I would seriously consider a doctor in Florida closer to where you live. There must be a doctor there that is more knowledgeable about this type of cancer. Ask your Primary care provider for a new Endocrinologist closer to where you live. Even better, if he/she can recommend an Endocrinologist that specializes in Thyroid cancer. Do some online research first and ask for a specific doctor if you want. You can call directly to their office and make sure they take your insurance. I have an Endocrinologist/Oncologist who also did my third surgery after the ENT messed up the second surgery. I don't know how rare he is but I have a feeling he's not the only one in the country because I couldn't possibly get that lucky.

Regarding the parent situation. My father passed away five years ago and I had to care for my mom who has MS and also dementia/Alzheimer's. I soon realized that I could not do it. She became angry and we started hating each other. I had to ultimately make the decision to move her to Assisted living. It was rough but it was worth it. We love each other again and I have my life back to focus on my own issues. She also feels independent again and is enjoying living her life. She doesn't feel as free to scream at her caregivers as she felt with me. It is very hard to care for others when you need to care for yourself. Maybe you can get some respite care at home if you don't want to do nursing or Assisted living for them. Don't be afraid to be a little bit selfish with your own needs, it's okay to take care of yourself. Sometimes we need to hear this from others before we can accept that it is okay.

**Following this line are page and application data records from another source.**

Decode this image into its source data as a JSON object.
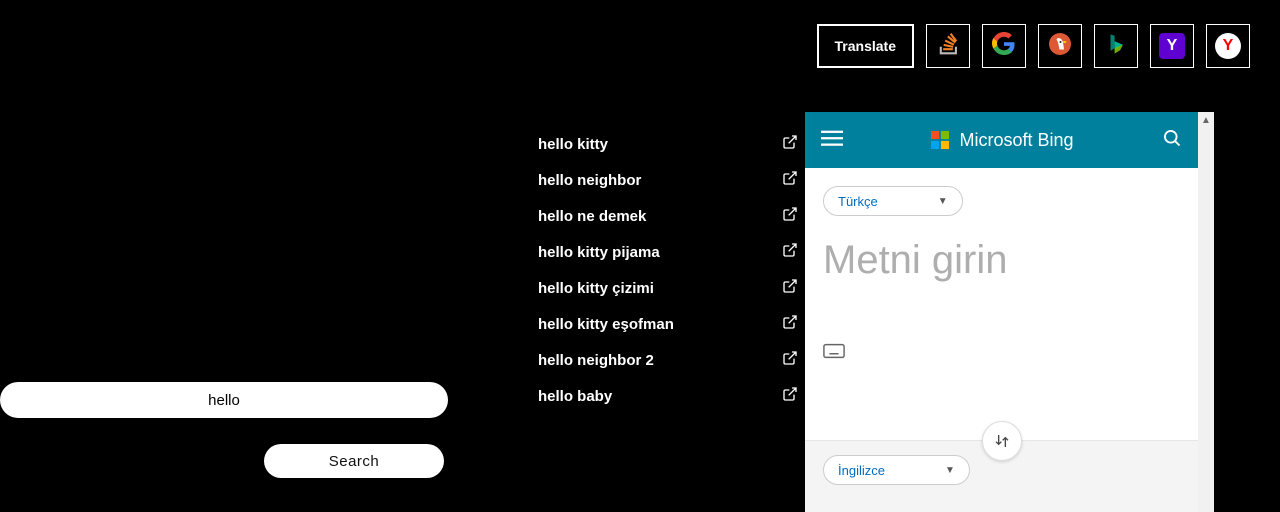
{
  "toolbar": {
    "translate_label": "Translate",
    "items": [
      {
        "name": "stackoverflow"
      },
      {
        "name": "google"
      },
      {
        "name": "duckduckgo"
      },
      {
        "name": "bing"
      },
      {
        "name": "yahoo"
      },
      {
        "name": "yandex"
      }
    ]
  },
  "search": {
    "value": "hello",
    "button_label": "Search"
  },
  "suggestions": [
    "hello kitty",
    "hello neighbor",
    "hello ne demek",
    "hello kitty pijama",
    "hello kitty çizimi",
    "hello kitty eşofman",
    "hello neighbor 2",
    "hello baby"
  ],
  "translator": {
    "brand": "Microsoft Bing",
    "from_lang": "Türkçe",
    "to_lang": "İngilizce",
    "placeholder": "Metni girin"
  }
}
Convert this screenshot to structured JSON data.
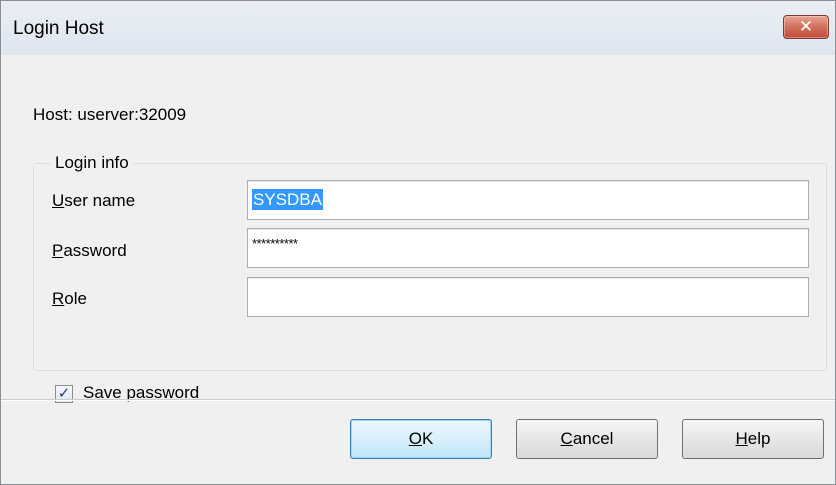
{
  "window": {
    "title": "Login Host",
    "close_glyph": "✕"
  },
  "host": {
    "label": "Host:",
    "value": "userver:32009"
  },
  "group": {
    "legend": "Login info"
  },
  "fields": {
    "username": {
      "label_first": "U",
      "label_rest": "ser name",
      "value": "SYSDBA"
    },
    "password": {
      "label_first": "P",
      "label_rest": "assword",
      "value": "**********"
    },
    "role": {
      "label_first": "R",
      "label_rest": "ole",
      "value": ""
    }
  },
  "save_password": {
    "checked": true,
    "check_glyph": "✓",
    "label": "Save password"
  },
  "buttons": {
    "ok": {
      "first": "O",
      "rest": "K"
    },
    "cancel": {
      "first": "C",
      "rest": "ancel"
    },
    "help": {
      "first": "H",
      "rest": "elp"
    }
  }
}
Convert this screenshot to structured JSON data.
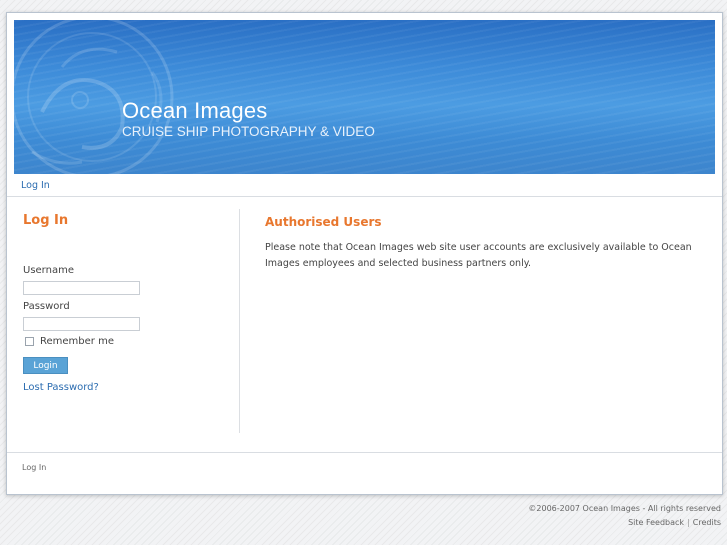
{
  "header": {
    "title": "Ocean Images",
    "tagline": "CRUISE SHIP PHOTOGRAPHY & VIDEO"
  },
  "breadcrumb": {
    "current": "Log In"
  },
  "login_form": {
    "title": "Log In",
    "username_label": "Username",
    "username_value": "",
    "password_label": "Password",
    "password_value": "",
    "remember_label": "Remember me",
    "remember_checked": false,
    "submit_label": "Login",
    "lost_password_label": "Lost Password?"
  },
  "main": {
    "title": "Authorised Users",
    "body": "Please note that Ocean Images web site user accounts are exclusively available to Ocean Images employees and selected business partners only."
  },
  "footer": {
    "nav_link": "Log In",
    "copyright": "©2006-2007 Ocean Images - All rights reserved",
    "site_feedback": "Site Feedback",
    "separator": "|",
    "credits": "Credits"
  },
  "colors": {
    "accent_orange": "#e8772e",
    "link_blue": "#2b6cb0",
    "button_blue": "#5aa3d6",
    "banner_blue": "#3c8ad8"
  }
}
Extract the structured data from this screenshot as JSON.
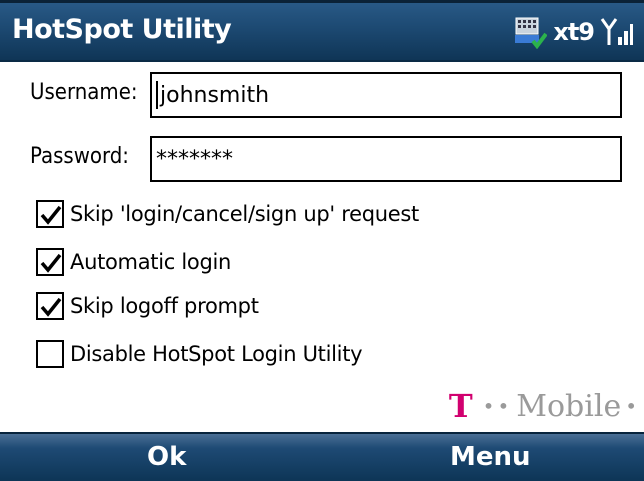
{
  "app": {
    "title": "HotSpot Utility"
  },
  "status_bar": {
    "input_mode": "xt9",
    "icons": [
      "connectivity-phone-icon",
      "signal-strength-icon"
    ]
  },
  "form": {
    "username": {
      "label": "Username:",
      "value": "johnsmith"
    },
    "password": {
      "label": "Password:",
      "value": "*******"
    }
  },
  "options": [
    {
      "label": "Skip 'login/cancel/sign up' request",
      "checked": true
    },
    {
      "label": "Automatic login",
      "checked": true
    },
    {
      "label": "Skip logoff prompt",
      "checked": true
    },
    {
      "label": "Disable HotSpot Login Utility",
      "checked": false
    }
  ],
  "branding": {
    "logo_letter": "T",
    "logo_text": "Mobile"
  },
  "softkeys": {
    "left": "Ok",
    "right": "Menu"
  },
  "colors": {
    "title_bar": "#1d4a73",
    "brand_magenta": "#d1006f",
    "brand_grey": "#9a9a9a"
  }
}
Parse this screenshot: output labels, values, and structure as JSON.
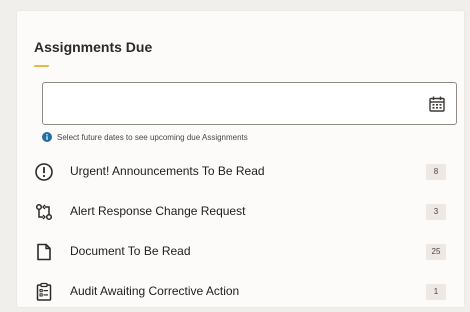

You are in my thoughts and prayers.
Julie-SunnyAZ

sfl67
Posts: 55
Joined: Nov 2009

Hi Lynne,

I posted on another thread but feel compelled to add to that info. With Hurthle Cell my doctors want my tsh at less than 1.; mine is currently at .02 in order to retard the cancer growth. You are four years ahead of me in initial diagnosis, so maybe your dcotor doesn't see the need for your tsh to be so low.

Hurthle responds to the radioactive iodine less than ten percent of the time, so I am told that thyroglobulin levels in blood are the best indicator of a recurrence or metastasis. I am currently dealing with what my doctor thinks is residual cancer, however it did not show up on whole body scan nor PET/CT Scan, just elevated thyroglobulin levels. My tumor was attached to my trachea and was deeply embedded in my throat, so I prayed I was in the less than ten percent who would uptake the RAI.

My understanding for the the low dose RAI and whole body scan is to check for recurrence or metastasis. My dr. was mainly concerned with thyroid bed, lymph nodes and lungs.

I also think a second opinion could be valuable if you are able to get a referral.

Best wishes and good thoughts for making the best decision for yourself.

Shelia

Subscribe with RSS
About Cancer Society

The content on this site is for informational purposes only. It is not a substitute for professional medical advice. Do not use this information to diagnose or treat a health problem or disease without consulting with a qualified healthcare provider. Please consult your healthcare provider with any questions or concerns you may have regarding your condition. Use of this online service is subject to the disclaimer and the terms and conditions.

Copyright 2000-2014 © Cancer Survivors Network